(Source data)

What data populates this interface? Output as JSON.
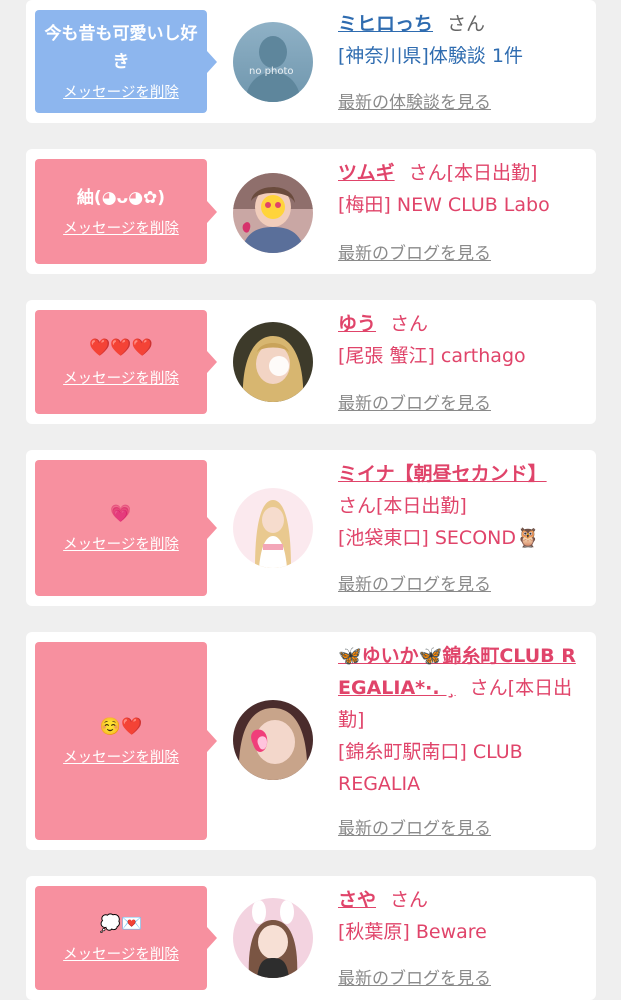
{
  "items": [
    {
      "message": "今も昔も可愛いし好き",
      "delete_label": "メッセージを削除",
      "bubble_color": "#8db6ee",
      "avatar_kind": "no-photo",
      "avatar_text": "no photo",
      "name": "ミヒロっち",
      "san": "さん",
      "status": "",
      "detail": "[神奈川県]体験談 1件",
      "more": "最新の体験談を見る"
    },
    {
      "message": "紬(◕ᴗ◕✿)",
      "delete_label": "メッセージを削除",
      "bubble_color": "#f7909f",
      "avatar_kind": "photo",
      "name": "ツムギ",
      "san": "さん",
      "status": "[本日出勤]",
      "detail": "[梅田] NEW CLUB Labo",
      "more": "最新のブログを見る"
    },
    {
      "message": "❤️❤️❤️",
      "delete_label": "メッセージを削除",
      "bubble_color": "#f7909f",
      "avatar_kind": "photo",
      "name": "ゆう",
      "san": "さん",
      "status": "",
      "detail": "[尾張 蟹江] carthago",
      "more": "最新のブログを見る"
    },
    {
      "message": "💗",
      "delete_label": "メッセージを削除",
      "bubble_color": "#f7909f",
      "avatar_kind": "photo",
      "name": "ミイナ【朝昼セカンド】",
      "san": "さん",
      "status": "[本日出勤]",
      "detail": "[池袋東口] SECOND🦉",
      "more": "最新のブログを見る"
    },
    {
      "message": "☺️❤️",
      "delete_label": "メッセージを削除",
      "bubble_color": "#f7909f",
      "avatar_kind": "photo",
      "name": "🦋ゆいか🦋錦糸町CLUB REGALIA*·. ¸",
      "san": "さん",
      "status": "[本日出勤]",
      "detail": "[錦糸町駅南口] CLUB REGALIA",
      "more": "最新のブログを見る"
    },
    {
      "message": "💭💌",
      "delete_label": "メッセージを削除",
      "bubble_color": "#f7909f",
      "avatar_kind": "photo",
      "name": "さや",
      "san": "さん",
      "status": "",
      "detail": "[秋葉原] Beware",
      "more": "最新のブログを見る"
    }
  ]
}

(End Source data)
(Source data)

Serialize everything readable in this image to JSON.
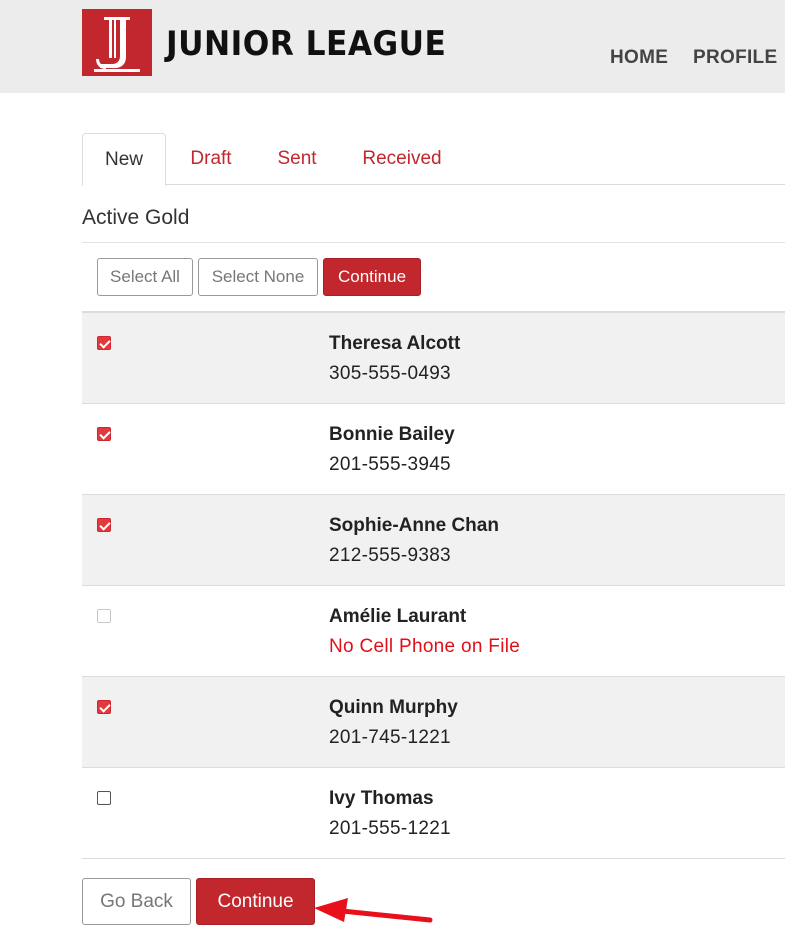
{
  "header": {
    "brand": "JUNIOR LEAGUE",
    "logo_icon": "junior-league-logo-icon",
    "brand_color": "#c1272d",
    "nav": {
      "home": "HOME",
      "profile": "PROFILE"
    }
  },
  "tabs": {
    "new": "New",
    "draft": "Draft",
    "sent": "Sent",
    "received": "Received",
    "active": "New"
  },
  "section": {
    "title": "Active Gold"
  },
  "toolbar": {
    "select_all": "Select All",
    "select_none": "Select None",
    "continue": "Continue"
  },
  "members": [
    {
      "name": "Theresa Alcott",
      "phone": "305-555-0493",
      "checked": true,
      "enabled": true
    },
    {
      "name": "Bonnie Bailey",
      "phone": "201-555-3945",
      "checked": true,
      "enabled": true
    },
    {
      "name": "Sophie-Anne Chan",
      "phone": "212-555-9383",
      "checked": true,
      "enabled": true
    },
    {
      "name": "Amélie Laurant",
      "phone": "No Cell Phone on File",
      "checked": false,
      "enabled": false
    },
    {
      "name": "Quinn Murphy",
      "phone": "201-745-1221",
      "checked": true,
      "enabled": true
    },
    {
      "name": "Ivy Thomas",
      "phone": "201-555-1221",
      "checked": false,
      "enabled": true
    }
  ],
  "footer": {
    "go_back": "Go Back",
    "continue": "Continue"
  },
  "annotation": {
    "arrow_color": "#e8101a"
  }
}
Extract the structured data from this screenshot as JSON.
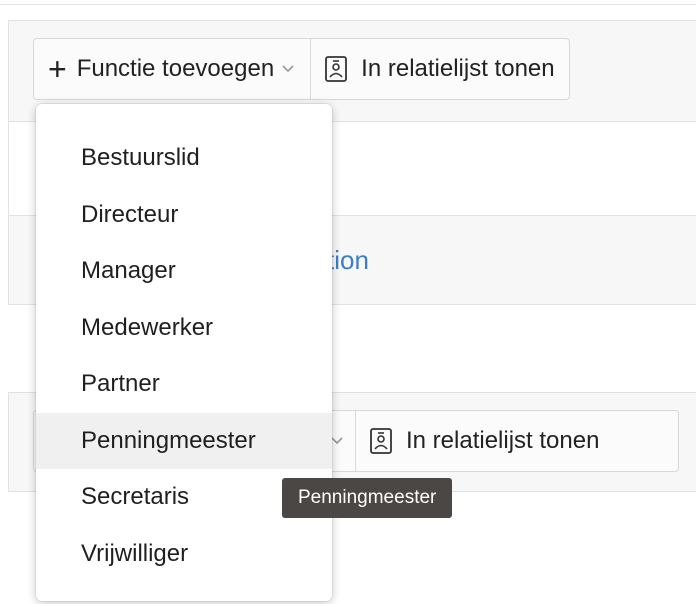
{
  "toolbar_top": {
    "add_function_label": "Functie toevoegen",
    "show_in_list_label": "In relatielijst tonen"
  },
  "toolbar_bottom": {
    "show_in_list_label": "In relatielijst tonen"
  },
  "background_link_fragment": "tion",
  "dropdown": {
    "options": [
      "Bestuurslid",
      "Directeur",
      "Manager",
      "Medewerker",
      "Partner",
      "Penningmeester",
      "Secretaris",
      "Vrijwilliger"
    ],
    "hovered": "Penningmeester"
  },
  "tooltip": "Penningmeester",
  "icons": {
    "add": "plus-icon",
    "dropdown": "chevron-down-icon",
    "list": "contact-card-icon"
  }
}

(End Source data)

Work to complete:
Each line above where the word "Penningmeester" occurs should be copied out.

Result:
      "Penningmeester",
    "hovered": "Penningmeester"
  "tooltip": "Penningmeester",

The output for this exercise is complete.